● **Task inputs**
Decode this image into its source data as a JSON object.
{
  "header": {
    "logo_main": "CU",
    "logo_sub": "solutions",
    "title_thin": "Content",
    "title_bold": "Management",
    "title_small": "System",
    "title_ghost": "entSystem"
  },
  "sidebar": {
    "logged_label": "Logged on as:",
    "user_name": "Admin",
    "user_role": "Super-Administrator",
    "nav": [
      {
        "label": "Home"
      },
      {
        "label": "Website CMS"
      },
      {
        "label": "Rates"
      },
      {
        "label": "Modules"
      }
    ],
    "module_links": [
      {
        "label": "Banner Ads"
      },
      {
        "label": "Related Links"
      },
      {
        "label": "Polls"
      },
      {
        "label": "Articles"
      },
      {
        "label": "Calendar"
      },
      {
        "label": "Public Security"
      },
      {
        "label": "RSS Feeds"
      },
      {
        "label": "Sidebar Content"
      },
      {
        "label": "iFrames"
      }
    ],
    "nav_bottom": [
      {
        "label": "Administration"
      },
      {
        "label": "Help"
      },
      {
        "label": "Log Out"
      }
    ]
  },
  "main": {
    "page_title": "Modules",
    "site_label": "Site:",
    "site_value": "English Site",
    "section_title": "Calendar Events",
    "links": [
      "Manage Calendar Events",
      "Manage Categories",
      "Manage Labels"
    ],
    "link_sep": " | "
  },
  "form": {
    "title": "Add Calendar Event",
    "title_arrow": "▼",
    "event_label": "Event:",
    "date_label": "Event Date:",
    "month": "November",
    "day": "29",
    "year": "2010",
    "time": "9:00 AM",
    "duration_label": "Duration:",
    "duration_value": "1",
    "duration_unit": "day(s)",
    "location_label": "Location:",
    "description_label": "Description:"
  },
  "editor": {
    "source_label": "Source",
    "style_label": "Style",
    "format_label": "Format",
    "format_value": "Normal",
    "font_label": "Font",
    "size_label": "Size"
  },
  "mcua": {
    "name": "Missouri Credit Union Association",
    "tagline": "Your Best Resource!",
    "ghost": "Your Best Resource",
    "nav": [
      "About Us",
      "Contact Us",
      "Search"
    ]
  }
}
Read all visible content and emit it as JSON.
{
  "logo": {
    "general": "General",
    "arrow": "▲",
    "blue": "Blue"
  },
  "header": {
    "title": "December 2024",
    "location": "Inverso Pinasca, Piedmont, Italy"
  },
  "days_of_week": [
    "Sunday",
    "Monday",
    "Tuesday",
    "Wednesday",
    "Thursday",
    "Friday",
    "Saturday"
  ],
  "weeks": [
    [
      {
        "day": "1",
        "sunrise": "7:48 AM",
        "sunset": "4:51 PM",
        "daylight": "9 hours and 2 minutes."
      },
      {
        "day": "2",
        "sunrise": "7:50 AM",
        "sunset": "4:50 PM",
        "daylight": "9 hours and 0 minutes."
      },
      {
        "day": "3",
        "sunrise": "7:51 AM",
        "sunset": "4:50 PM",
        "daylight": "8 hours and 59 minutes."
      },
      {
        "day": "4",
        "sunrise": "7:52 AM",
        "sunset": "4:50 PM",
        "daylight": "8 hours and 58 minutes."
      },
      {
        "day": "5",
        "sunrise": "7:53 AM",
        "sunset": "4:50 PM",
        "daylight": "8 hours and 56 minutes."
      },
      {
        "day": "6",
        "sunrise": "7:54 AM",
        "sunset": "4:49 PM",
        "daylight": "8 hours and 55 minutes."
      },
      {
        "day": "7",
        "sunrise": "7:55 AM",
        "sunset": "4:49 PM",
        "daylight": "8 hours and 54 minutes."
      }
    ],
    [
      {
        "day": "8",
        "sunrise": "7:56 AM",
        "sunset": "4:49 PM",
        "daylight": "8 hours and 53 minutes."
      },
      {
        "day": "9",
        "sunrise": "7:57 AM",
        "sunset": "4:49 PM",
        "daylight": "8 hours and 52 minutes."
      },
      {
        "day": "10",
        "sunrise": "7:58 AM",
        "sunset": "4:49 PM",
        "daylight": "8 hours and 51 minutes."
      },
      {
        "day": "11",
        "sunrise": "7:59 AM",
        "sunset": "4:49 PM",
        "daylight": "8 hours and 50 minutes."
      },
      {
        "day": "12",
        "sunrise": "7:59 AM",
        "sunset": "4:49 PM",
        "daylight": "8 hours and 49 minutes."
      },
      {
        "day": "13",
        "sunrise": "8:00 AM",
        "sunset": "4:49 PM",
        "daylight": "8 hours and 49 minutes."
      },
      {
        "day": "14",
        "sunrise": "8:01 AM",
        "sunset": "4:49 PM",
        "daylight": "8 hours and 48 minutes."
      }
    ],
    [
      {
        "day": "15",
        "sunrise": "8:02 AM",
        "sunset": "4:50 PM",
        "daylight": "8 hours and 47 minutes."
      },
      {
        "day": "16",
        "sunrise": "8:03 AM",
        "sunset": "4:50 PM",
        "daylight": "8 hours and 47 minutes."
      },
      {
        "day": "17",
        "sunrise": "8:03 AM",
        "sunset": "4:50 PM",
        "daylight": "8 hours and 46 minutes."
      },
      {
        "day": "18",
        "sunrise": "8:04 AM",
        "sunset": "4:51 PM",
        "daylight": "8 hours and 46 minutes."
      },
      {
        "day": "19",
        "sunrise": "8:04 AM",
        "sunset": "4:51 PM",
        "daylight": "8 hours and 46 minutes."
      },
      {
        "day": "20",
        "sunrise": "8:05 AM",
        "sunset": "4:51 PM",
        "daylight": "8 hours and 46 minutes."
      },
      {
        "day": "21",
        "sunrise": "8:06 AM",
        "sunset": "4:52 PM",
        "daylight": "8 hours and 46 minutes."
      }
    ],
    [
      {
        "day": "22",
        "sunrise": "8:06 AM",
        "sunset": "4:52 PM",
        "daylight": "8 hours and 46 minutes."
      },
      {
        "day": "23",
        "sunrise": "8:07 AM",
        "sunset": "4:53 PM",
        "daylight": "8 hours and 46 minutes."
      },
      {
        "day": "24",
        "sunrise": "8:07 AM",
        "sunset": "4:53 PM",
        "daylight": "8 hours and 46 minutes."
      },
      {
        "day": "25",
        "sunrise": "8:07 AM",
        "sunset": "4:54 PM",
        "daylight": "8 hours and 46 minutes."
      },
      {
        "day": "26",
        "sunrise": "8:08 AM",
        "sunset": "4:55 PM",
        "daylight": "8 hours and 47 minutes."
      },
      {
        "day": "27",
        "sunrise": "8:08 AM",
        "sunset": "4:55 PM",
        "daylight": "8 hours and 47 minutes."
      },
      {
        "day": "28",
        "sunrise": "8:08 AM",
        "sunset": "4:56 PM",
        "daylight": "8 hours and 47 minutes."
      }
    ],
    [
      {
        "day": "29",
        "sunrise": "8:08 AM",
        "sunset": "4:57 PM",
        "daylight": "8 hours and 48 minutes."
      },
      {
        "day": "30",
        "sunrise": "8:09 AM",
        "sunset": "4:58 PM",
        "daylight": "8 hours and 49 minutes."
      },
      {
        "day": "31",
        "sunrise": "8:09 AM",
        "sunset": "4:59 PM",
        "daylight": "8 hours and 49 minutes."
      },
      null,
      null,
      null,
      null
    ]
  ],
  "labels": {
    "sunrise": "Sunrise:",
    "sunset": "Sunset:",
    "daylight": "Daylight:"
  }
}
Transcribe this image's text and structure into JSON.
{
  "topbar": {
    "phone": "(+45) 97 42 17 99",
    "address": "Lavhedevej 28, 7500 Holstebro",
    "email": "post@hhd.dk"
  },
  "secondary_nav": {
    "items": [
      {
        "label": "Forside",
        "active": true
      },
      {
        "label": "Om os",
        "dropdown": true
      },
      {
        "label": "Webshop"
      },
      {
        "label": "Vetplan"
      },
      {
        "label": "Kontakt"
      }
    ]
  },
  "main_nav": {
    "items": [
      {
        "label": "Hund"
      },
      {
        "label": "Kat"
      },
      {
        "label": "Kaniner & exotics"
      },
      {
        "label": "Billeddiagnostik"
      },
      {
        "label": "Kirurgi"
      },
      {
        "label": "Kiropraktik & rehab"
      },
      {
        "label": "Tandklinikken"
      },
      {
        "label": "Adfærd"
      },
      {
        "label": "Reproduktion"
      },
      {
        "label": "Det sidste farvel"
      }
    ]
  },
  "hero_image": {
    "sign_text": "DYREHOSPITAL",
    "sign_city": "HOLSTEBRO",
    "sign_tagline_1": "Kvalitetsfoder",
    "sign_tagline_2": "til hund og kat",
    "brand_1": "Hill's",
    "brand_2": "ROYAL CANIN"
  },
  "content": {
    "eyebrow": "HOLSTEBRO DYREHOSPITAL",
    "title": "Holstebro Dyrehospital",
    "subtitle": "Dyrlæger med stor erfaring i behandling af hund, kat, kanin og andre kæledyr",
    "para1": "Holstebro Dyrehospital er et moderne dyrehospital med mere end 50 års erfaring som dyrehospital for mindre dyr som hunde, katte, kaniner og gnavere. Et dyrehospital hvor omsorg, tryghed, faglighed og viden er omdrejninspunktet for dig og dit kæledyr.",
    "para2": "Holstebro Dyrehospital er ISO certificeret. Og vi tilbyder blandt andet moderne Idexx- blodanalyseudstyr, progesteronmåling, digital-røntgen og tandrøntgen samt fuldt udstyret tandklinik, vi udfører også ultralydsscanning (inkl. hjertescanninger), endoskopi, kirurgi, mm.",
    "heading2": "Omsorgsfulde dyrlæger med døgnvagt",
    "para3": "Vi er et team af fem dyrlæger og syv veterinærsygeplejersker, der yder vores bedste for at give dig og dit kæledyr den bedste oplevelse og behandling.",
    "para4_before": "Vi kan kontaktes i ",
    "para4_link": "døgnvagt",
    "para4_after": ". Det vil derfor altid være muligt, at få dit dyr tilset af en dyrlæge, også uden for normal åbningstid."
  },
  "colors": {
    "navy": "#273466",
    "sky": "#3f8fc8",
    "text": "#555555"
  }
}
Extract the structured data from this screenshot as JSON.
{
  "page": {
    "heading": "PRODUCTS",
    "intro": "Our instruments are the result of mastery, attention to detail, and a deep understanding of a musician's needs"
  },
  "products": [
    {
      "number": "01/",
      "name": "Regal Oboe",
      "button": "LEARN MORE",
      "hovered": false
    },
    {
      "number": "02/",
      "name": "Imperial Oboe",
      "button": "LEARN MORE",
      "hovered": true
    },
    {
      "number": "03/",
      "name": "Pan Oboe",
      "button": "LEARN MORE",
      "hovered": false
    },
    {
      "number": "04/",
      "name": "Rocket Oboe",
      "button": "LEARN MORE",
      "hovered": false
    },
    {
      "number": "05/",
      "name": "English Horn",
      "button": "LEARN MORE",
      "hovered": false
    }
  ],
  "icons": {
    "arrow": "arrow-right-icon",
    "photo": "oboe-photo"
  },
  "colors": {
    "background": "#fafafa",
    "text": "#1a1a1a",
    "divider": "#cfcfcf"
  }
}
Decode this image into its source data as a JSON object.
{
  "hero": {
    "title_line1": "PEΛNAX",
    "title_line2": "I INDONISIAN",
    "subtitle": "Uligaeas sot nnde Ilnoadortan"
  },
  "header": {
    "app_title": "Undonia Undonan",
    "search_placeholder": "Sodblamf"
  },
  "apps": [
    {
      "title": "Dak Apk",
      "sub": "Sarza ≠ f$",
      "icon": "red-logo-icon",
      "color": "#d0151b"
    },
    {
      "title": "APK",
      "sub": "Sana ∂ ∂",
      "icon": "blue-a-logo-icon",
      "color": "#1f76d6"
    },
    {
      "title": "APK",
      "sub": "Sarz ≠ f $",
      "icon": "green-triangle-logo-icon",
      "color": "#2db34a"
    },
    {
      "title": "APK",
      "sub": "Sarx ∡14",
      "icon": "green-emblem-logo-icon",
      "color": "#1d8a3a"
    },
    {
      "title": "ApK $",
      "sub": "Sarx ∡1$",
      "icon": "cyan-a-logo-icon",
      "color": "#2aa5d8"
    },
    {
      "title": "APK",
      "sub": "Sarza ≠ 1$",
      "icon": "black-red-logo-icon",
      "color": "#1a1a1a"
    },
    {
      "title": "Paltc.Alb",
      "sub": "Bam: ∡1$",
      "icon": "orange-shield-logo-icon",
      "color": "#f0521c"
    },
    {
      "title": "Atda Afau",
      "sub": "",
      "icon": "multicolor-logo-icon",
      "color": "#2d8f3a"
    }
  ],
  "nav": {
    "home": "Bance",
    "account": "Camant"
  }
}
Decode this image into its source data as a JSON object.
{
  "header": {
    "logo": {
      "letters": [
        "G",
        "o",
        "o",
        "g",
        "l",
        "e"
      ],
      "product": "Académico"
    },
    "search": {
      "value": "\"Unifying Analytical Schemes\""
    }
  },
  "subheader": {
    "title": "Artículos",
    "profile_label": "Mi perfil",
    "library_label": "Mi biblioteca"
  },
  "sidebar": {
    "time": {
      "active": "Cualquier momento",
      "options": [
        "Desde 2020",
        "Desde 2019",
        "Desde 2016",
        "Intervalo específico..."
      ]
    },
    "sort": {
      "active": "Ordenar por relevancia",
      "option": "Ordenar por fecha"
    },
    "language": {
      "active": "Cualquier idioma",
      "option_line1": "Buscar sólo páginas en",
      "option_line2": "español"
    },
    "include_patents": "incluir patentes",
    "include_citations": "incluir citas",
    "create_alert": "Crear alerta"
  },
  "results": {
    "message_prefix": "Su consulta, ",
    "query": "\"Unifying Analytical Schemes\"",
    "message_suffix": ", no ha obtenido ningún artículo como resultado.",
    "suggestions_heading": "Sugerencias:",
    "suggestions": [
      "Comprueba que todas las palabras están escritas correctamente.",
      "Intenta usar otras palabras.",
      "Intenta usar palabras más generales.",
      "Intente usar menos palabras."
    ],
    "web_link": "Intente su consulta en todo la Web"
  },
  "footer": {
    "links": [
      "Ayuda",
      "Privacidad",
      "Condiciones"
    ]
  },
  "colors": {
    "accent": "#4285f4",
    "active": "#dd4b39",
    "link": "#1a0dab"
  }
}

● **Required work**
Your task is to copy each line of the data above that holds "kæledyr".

● **Your solution**
    "subtitle": "Dyrlæger med stor erfaring i behandling af hund, kat, kanin og andre kæledyr",
    "para1": "Holstebro Dyrehospital er et moderne dyrehospital med mere end 50 års erfaring som dyrehospital for mindre dyr som hunde, katte, kaniner og gnavere. Et dyrehospital hvor omsorg, tryghed, faglighed og viden er omdrejninspunktet for dig og dit kæledyr.",
    "para3": "Vi er et team af fem dyrlæger og syv veterinærsygeplejersker, der yder vores bedste for at give dig og dit kæledyr den bedste oplevelse og behandling.",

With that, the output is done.